It is also encouraging to note that 58% of all professionals and 54% of all technicians and associate professionals in the private sector are women3.
Alongside economic policies that can create decent jobs, measures are needed to challenge persistent occupational segregation and gender pay gaps. According to the Namibia Labour Force Survey for 2013, women’s monthly mean wages (in Namibia Dollar) are on average 16% less than that of men. This pay gap is experienced in advanced regions as well as such the EU.
In its Global Gender Gap Report of 2015, the World Economic Forum measures the Global Gender Gap Index for 145 countries4. This Index examines the gap – rather than level of parity – between men and women in four fundamental categories (or sub-indexes):
Economic Participation and Opportunity,

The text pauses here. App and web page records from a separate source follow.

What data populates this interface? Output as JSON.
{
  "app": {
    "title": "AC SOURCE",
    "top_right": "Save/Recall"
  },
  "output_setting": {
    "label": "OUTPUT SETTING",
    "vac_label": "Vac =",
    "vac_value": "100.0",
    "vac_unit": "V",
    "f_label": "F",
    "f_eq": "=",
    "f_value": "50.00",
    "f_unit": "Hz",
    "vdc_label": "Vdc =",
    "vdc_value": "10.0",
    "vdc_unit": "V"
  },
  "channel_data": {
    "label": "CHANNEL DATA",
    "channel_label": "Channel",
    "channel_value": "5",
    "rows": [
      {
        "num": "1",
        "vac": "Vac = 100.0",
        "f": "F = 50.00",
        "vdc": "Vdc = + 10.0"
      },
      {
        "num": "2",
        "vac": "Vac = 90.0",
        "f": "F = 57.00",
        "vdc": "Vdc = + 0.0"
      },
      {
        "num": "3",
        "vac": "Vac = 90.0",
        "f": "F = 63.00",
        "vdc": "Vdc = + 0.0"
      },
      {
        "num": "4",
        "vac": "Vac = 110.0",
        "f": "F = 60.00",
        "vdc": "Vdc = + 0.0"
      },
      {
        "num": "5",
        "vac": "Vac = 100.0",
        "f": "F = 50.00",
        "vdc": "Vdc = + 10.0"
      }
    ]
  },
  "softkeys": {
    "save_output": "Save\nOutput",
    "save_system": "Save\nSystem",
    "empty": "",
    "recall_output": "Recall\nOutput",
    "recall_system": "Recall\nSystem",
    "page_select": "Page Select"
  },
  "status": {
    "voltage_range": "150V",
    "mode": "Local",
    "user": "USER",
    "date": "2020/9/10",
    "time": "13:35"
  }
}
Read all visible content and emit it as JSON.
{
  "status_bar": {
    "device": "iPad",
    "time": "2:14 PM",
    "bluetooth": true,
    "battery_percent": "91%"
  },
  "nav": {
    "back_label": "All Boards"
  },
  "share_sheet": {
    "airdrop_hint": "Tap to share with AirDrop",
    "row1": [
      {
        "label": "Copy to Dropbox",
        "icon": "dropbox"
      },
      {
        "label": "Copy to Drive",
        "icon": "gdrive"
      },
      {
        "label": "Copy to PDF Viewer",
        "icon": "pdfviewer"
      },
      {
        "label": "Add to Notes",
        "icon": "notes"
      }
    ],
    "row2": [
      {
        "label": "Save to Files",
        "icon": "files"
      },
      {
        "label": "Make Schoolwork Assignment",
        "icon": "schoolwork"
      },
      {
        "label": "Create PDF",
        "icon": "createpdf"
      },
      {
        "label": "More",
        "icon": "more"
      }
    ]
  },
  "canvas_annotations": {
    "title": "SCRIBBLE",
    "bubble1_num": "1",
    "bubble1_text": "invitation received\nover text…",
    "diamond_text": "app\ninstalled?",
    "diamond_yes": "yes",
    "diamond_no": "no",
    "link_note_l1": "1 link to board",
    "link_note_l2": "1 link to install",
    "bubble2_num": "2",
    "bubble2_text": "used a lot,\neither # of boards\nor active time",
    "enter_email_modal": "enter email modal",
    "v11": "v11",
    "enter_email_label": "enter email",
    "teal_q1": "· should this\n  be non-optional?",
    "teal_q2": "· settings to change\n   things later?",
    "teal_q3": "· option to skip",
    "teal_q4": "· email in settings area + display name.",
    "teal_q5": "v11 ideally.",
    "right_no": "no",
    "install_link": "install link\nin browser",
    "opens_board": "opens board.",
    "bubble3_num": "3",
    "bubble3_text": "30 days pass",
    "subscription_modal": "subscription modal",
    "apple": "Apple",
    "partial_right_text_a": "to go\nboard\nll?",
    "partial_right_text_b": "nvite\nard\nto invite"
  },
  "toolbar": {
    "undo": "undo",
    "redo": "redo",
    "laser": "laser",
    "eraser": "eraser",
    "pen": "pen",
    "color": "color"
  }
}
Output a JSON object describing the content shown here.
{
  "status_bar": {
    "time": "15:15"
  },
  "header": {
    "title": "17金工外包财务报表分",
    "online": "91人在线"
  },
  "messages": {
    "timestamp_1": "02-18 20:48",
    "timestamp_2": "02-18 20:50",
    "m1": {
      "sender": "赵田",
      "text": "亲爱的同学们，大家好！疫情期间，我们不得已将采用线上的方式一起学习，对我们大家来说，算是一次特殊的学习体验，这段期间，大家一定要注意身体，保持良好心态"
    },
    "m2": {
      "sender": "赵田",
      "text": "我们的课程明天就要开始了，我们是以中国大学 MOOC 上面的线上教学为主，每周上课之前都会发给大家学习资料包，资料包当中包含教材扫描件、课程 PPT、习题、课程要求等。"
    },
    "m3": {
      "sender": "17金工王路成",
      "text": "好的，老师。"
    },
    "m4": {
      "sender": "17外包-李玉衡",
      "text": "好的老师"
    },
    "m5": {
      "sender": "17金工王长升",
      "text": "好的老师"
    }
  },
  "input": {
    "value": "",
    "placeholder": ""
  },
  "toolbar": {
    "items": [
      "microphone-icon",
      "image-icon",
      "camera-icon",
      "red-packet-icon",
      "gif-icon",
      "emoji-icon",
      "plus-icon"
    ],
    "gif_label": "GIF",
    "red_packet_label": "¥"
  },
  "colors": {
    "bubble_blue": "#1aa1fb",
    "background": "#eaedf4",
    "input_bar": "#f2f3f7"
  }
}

Health and Survival, and
Namibia ranks in 16th position compared to 38th position ten years ago. This achievement is primarily due to two factors: Namibia has fully closed the gap on (a) the Health and Survival indicator, and on (b) the Educational Attainment indicator.
Namibia is lagging in the 27th position in terms of the Economic Participation and Opportunity Indicator, mainly as a result of its low rank in terms of Wage equality between men and women where Namibia is ranked 57th out of 145 countries.
In terms of the Political Empowerment indicator, Namibia is ranked 33rd mainly as a result of its 10th position with regard to Women in Parliament. We should persist in our efforts to consolidate these successes and further build upon them.
Before concluding, let me once again condemn the vice of violence against women and girls. Violence against women, disempowers women, but also impoverishes families. We need to strengthen partnerships at community level to enforce our laws in order to have peace at family level.
To enhance socio-economic empowerment and reduce household poverty, we need to promote partnerships between women and men, between employees and employers, between previously disadvantaged and previously advantaged persons. If we continue to polarise our society along these lines, our nation will fail dismally.
Everyone – men and women – can pledge to take a concrete step to help achieve gender parity more quickly.
To this end, it is important to note that gender equality does not mean women ruling over men, but it rather guarantees a level playing field absent of all forms of discrimination that prevail against women. Women empowerment makes absolute sense, since an ancient Ethiopian proverb suggests that “Where a woman rules, streams run uphill”.
On that note, I extend my best wishes to you all for a happy International Women’s Day, and call upon all women and men of Namibia to work together in partnership in order to address the challenge of poverty and move into a transformed and prosperous era.
I thank you.